The latest woo-woo supplement to be buzzed about in earth-mama circles is ... probiotics. Researchers have been taking a closer look at this supposed remedy for colic, preventer of asthma, and all-around good thing, and the verdict is: it seems to work a bit, but they can’t pinpoint how. Basically, it can’t hurt, and it might help.
So if you’re into it, go on with your bad self! And if your Aunt Sue is nagging you to try it, you can tell her there’s no proven benefit, so she should butt out.
But what are probiotics, and how are they supposed to help?
Full disclosure: I allowed Abby to be part of some prebiotics research when she was born, because I had her at a teaching hospital and I’m just super into being part of research whenever possible. Besides, you never know when a random $50 is going to come out of it.
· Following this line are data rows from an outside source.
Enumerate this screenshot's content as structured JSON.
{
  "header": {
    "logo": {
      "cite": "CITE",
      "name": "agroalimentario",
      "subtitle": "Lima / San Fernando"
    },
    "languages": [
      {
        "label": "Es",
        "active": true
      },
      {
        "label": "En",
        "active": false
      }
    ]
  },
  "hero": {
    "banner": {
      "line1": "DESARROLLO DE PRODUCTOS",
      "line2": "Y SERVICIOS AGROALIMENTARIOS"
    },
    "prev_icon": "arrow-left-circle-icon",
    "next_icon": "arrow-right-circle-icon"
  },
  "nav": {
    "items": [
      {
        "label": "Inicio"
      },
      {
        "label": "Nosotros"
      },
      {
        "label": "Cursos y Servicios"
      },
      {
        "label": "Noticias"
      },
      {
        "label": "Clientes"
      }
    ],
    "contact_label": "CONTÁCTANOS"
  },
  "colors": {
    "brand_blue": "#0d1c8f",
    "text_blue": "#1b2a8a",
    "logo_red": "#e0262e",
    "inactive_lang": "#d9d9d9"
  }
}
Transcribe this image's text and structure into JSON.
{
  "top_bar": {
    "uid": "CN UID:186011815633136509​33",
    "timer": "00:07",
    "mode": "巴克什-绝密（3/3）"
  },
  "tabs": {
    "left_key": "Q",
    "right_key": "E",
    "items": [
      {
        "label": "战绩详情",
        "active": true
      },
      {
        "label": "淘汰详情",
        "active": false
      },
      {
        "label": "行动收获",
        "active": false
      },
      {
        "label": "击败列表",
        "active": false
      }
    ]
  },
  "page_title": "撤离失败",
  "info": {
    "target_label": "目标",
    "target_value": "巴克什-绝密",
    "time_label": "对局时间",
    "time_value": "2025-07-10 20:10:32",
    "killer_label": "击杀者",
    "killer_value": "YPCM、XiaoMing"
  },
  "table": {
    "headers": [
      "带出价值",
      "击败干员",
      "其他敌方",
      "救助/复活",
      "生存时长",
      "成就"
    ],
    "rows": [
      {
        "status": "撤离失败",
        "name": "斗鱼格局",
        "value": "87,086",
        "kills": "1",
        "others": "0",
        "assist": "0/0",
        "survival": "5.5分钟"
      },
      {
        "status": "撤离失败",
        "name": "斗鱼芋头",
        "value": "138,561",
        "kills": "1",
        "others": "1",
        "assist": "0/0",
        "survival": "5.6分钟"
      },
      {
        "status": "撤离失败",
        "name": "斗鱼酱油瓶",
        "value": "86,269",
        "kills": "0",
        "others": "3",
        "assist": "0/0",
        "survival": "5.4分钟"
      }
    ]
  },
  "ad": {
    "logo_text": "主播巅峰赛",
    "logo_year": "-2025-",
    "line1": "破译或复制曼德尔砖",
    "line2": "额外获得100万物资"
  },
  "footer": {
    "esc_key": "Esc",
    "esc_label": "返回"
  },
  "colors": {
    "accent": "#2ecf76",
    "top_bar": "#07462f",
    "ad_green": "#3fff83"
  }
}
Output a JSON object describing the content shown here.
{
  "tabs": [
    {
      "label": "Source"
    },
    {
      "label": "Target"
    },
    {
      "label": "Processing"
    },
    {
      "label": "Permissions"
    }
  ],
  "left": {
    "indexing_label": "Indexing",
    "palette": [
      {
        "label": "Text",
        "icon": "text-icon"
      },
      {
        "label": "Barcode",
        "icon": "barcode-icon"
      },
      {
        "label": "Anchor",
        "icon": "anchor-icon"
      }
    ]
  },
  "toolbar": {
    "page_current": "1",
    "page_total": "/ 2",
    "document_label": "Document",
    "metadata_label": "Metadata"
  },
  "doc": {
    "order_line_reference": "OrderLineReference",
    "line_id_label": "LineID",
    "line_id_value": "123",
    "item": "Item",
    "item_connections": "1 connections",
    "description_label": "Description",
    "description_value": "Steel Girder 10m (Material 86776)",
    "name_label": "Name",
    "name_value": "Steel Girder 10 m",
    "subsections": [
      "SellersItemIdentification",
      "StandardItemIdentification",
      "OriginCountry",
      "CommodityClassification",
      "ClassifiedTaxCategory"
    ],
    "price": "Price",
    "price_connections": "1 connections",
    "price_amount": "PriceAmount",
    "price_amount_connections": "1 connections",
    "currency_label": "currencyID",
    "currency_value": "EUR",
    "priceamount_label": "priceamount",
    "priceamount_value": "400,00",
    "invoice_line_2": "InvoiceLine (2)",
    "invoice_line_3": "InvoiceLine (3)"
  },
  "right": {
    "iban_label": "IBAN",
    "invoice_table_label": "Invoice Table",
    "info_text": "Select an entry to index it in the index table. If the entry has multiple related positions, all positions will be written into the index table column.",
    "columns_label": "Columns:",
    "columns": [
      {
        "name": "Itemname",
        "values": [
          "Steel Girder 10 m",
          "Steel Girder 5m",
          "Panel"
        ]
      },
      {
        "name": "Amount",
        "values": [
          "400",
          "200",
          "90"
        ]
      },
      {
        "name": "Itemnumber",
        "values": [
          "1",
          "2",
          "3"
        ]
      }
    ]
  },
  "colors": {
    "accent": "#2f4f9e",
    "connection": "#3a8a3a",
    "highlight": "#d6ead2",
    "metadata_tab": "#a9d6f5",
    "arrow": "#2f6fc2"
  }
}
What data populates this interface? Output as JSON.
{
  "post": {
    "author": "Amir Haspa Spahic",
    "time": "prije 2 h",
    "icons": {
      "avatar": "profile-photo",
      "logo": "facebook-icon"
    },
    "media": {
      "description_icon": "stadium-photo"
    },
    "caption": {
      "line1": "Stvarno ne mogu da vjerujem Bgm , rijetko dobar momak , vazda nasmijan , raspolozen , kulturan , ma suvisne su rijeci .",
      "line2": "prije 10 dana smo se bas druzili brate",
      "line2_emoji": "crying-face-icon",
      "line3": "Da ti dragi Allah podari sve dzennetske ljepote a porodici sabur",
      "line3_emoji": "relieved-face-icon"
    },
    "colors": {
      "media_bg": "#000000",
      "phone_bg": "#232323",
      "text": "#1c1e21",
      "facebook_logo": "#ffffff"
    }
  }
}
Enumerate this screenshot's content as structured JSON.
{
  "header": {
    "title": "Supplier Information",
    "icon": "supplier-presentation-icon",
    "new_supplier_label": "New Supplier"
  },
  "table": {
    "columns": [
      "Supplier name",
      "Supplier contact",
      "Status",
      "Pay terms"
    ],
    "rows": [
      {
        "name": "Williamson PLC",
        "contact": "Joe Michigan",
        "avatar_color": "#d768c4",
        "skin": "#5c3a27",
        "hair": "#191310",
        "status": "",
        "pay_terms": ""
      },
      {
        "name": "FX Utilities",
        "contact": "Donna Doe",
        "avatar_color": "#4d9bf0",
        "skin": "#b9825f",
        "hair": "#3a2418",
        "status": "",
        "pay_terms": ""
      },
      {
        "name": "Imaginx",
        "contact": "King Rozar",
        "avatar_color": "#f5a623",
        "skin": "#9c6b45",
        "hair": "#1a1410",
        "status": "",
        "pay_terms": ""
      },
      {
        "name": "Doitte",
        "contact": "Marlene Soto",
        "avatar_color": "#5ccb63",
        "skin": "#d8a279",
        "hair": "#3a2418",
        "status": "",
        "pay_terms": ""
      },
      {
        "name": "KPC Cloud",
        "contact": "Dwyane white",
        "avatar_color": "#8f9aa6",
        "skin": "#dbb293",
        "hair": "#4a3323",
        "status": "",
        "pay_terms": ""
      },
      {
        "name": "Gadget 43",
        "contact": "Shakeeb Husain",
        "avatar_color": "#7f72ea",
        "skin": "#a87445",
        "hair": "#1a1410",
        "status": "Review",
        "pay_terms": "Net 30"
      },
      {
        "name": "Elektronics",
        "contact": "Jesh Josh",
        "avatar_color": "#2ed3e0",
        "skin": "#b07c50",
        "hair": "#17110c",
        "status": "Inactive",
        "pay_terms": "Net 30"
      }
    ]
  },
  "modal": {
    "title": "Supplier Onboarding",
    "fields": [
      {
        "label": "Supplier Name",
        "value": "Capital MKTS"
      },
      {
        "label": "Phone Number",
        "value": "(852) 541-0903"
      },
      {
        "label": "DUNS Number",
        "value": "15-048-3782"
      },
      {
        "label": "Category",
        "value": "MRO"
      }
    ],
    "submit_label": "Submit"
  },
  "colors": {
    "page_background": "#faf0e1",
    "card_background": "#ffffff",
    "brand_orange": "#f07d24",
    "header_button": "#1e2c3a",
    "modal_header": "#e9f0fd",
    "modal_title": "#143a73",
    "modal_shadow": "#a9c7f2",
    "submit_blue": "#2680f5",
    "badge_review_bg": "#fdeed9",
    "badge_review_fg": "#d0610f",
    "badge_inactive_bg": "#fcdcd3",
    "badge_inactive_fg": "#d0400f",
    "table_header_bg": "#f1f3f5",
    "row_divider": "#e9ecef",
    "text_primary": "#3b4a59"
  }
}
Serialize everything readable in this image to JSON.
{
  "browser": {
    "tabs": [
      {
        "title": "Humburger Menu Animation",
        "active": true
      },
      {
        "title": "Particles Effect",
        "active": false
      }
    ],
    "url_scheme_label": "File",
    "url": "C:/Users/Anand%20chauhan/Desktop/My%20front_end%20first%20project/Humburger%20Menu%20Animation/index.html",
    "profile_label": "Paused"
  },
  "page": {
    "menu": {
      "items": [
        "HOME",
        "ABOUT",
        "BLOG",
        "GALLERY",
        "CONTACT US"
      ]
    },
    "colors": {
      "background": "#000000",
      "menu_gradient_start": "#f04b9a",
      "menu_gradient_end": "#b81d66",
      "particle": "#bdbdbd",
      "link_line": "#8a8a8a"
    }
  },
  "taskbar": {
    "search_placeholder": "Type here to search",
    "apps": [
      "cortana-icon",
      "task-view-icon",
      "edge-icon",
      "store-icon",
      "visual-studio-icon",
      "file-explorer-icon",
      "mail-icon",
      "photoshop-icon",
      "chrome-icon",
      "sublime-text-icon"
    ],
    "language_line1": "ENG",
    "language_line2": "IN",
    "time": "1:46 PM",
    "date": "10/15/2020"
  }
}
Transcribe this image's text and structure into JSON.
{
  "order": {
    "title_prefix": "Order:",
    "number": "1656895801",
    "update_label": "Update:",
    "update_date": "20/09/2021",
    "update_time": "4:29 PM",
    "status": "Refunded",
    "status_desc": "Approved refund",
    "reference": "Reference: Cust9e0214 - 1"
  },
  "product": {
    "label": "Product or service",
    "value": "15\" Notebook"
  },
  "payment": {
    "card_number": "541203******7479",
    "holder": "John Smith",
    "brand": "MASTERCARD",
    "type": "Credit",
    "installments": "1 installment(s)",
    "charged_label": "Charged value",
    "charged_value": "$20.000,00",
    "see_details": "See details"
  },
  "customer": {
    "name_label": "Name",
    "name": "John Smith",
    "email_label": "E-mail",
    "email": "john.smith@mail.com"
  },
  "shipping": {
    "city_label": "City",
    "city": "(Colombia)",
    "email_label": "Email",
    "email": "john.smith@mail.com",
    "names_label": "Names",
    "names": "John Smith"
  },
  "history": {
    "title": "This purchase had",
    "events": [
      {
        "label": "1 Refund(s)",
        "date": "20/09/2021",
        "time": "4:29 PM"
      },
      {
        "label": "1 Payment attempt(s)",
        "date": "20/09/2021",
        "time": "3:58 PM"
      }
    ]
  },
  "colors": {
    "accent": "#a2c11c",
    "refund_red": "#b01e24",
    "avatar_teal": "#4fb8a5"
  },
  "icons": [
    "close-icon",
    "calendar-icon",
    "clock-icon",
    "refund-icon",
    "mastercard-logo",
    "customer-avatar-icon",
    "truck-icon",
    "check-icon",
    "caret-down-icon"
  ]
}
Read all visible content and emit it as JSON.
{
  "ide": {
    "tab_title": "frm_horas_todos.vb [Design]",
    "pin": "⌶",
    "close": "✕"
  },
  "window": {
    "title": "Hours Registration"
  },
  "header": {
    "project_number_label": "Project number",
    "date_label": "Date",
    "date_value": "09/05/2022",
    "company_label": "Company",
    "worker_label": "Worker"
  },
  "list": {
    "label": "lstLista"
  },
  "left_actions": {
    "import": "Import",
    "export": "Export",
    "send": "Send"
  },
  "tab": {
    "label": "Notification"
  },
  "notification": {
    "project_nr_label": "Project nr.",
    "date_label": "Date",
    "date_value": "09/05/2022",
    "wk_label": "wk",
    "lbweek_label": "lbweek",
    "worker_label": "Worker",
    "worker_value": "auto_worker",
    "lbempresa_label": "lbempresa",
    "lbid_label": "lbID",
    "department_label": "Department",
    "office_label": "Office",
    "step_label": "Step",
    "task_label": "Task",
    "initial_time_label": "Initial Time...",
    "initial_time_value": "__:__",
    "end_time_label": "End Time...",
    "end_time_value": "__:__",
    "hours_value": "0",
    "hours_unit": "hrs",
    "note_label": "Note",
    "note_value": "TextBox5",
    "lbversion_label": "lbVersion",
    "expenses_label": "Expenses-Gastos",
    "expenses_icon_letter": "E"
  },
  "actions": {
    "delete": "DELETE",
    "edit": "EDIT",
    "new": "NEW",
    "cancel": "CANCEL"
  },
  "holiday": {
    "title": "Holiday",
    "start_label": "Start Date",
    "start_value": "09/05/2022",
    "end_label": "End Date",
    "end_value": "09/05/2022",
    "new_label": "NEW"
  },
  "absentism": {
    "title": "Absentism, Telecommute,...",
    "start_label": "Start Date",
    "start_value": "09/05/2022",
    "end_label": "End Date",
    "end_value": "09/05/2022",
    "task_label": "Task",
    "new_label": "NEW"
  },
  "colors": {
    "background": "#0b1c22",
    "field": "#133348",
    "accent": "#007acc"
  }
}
What are probiotics?
Probiotics are live bacteria found naturally in a healthy digestive system.
What are prebiotics?
Other stuff that doesn’t get digested, but that serves as a breeding ground for probiotics.
How are they administered?
You can eat yogurt. You can drink kombucha. You can give your colicky baby probiotic drops. You can eat a lot of fiber! You can also take advantage of a ton of supplemented products that claim to contain probiotics. (That’s why people were doing the research -- to see if these products are helpful or necessary.)
Whom can they help?
There’s some evidence that colicky babies cry less when given the drops. Hey, every mom of a colicky baby has tried gripe water, which my ped says only works because of the sugar ... probiotic drops aren’t any weirder.
They also seem to help kids who get tummy aches from taking antibiotics. That makes sense to me because antibiotics always give me a yeast infection, which is caused by a dearth of probiotics (anti, pro, get it?). In fact, any kids with diarrhea problems might get a benefit from probiotics.
They could also help preemies with specific tummy problems, but that’s for a doctor to decide, and might be too risky for the really little ones.
Like I said, the bottom line is that probiotics are good, but we don’t know why. I feel confident that the gallons of yogurt Penelope and I go through in a typical week give us enough, but you judge for yourself. (Fun fact: even if you are lactose intolerant, the bacteria in yogurt should protect you from the pain of other milk products!)
Do you get probiotics in your diet? Do you supplement with them?
Note: This is general mom advice. Consult a doctor with any questions.
Image via Amazon